Miss Stretchberry makes learning about poetic devices like onomatopoeia and alliteration fun, encouraging students to play with words and sounds. This prompts Jack to wonder what a person who is deaf might hear in their head when they read these words. As the class reads more poetry, Jack enjoys playing with new figures of speech, but he worries whether the writers are still alive—he is still coming to terms with Sky’s death and is uncomfortable with the idea of loss. Jack is deeply affected by poems that convey experience and feeling, and he is sometimes frustrated by his own attempts to produce similarly moving and effective writing.

When Miss Stretchberry’s cat has kittens, Jack’s father asks if he wants one, but Jack says no. He reasons that a cat might get hit by a car, run away, or get very sick and die. In fact, he says he doesn’t want any pets: Jack does not want to love and lose another pet because it is too painful. His poem, “THE BAD BLACK CAT,” helps to explain his prejudice against felines: In the poem, he explains that he tried to rescue a black cat from a tree, but the cat spat at him and scratched Jack’s face and neck. Soon after, Miss Stretchberry reads a poem written by Christopher Myers to the class, and it, too, is about a black cat, but not a mean one. When Jack reads this poem to his mother, who is deaf, he taps the rhythm of the poem with his fingers, and his mother proceeds to tap the rhythm with Jack. Afterward, she taps the same rhythm against her heart.

Jack gets a kitten for Christmas, and he immediately loves her. He names the kitten Skitter McKitter. However, Skitter goes missing one day, worrying Jack. Two weeks later, Jack hears the mean black cat mewing at the back door, and he finds that the hated cat has brought Skitter home. He is delighted that Skitter is back; she is injured, but happy to be home. Jack regrets his earlier hatred of the black cat and is grateful that it brought Skitter back to him.

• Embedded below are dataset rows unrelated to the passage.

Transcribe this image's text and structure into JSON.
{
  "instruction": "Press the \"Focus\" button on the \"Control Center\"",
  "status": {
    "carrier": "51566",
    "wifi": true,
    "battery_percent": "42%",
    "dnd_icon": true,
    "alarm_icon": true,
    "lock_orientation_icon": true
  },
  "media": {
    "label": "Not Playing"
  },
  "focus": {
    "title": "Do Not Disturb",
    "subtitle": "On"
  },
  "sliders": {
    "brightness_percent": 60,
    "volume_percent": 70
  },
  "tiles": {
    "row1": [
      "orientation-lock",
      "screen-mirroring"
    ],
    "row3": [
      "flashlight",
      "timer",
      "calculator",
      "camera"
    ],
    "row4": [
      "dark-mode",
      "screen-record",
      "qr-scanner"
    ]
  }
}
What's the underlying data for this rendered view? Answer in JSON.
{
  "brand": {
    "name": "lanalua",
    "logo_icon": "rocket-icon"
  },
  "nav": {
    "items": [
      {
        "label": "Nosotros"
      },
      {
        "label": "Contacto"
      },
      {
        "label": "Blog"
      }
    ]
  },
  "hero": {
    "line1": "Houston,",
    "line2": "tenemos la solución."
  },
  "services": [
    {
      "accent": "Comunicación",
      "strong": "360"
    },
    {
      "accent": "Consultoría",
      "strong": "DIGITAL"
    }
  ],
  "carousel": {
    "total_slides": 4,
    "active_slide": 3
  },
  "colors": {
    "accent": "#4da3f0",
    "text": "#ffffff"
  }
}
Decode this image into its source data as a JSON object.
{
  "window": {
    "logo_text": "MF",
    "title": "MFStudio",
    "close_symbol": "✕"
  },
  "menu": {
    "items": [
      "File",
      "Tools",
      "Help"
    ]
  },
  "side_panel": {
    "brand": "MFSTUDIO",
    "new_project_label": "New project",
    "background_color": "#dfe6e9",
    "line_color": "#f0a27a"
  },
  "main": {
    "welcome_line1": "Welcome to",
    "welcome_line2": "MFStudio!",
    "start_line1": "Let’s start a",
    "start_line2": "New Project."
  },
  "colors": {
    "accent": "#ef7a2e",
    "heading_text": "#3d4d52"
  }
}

Jack writes more poems about Skitter, and he writes about his mother, too. When his mother comes to the parents’ night at school, Miss Stretchberry says Jack can interpret for her. He feels enormously proud of himself for signing for his mother, especially in front of so many people, and he feels good that she is able to come and participate in a school event since he can interpret for her. In his final poem for the school year, he promises that he will pay attention to all the world’s sounds so that he can write them down for his mother, allowing her to feel them and hear them in her own way.